Republican and Democratic governors say licensing reforms are “jobs bills”
Many states have undertaken a series of occupational licensing reforms across the country—some comprehensive and some piecemeal. From regular licensing reviews to expanding licensing opportunities, to eliminating licenses that no longer make sense in today’s context, to removing exclusions for those who have felonies in their backgrounds, many policymakers recognize that licensing requirements can limit job opportunities in their state.
Last week’s occupational licensing panel at the Platte Institute’s Virtual Legislative Summit featured two sitting governors: Gov. Tom Wolf, a Democrat from Pennsylvania, and Gov. Kim Reynolds, a Republican from Iowa. Their states and several others have enacted reforms, but the boldest of those have been their “Universal Recognition” bills, which acknowledges that a license (or work experience) earned and recognized in one state doesn’t automatically go away when a worker crosses state lines.
Universal recognition bills have grown in popularity in many states. In 2020, more than 24 states (including Nebraska) introduced bills that offered some level of universal recognition. The question might be asked: Why are states so willing to effectively set aside their licensing standards and accept the licensing standards, or in some cases—where states don’t license an occupation—work experience, of other states?
As part of our licensing panel, both governors made clear that their reason for championing universal recognition in their states was because they were “jobs bills,” as Gov. Wolf emphasized. Virtually every state in the country complains of a shortage of skilled workers. Whether those workers’ occupations require licensing or family members’ careers require licensing, burdensome licensing can keep people from moving to your state.
Governors and legislators around the country recognize that occupational licensing, usually done under the auspices of protecting the public’s health and safety, sometimes has the effect of discouraging those in needed occupations from re-locating, serving as a disadvantage to consumers in need of services.
In 2020, Sen. Andrew La Grone introduced LB1187 in the legislature.
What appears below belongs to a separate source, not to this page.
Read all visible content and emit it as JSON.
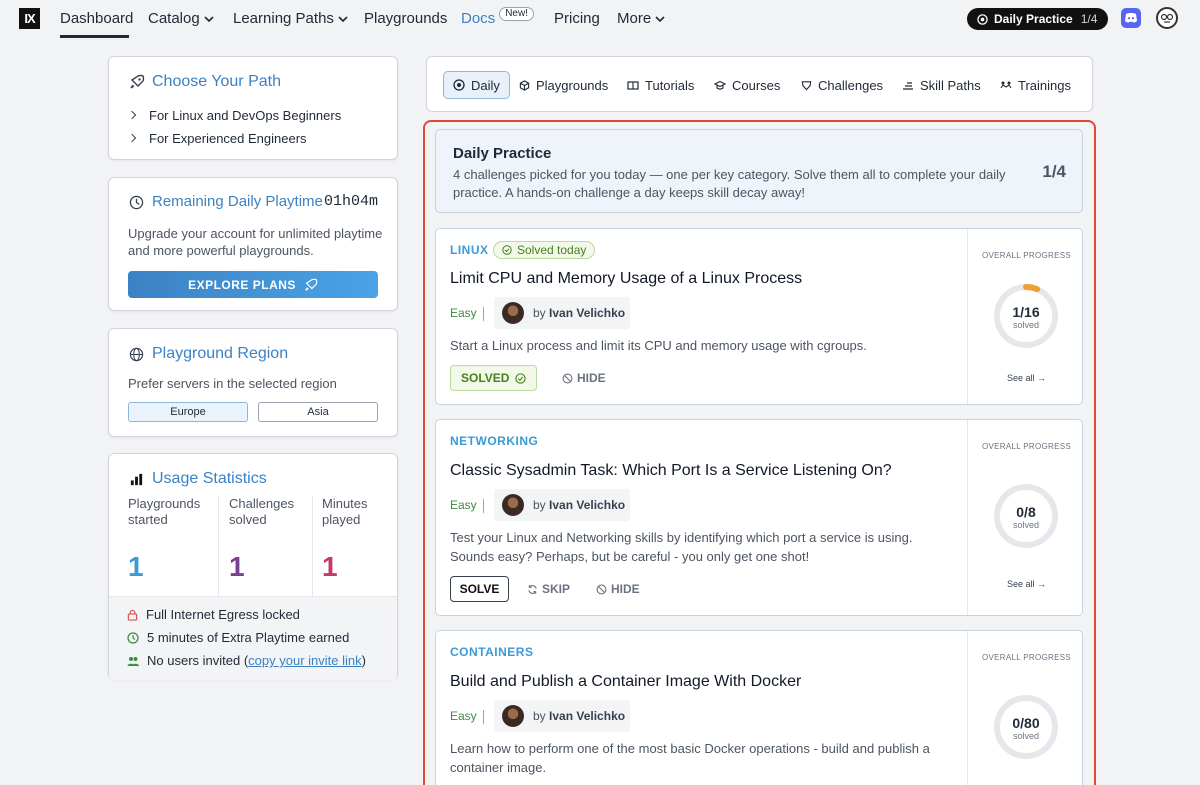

The bill would have created a universal recognition framework, applying to most licenses issued by the state, and would have required that:
…occupational boards issue an occupational license or government certification to an individual upon application if they meet a set of reasonable criteria through their work experience of a similar scope in another state, in lieu of the personal qualification requirements present in the application for that occupational license or government certificate.
The Platte Institute supported universal recognition in 2020 and will continue to advocate for it in 2021 because we believe that it is an essential element of reducing the barriers to employment created by years of well-intended but outdated regulation.
For more information on occupational licensing in the 106th Legislature, see our recently released review.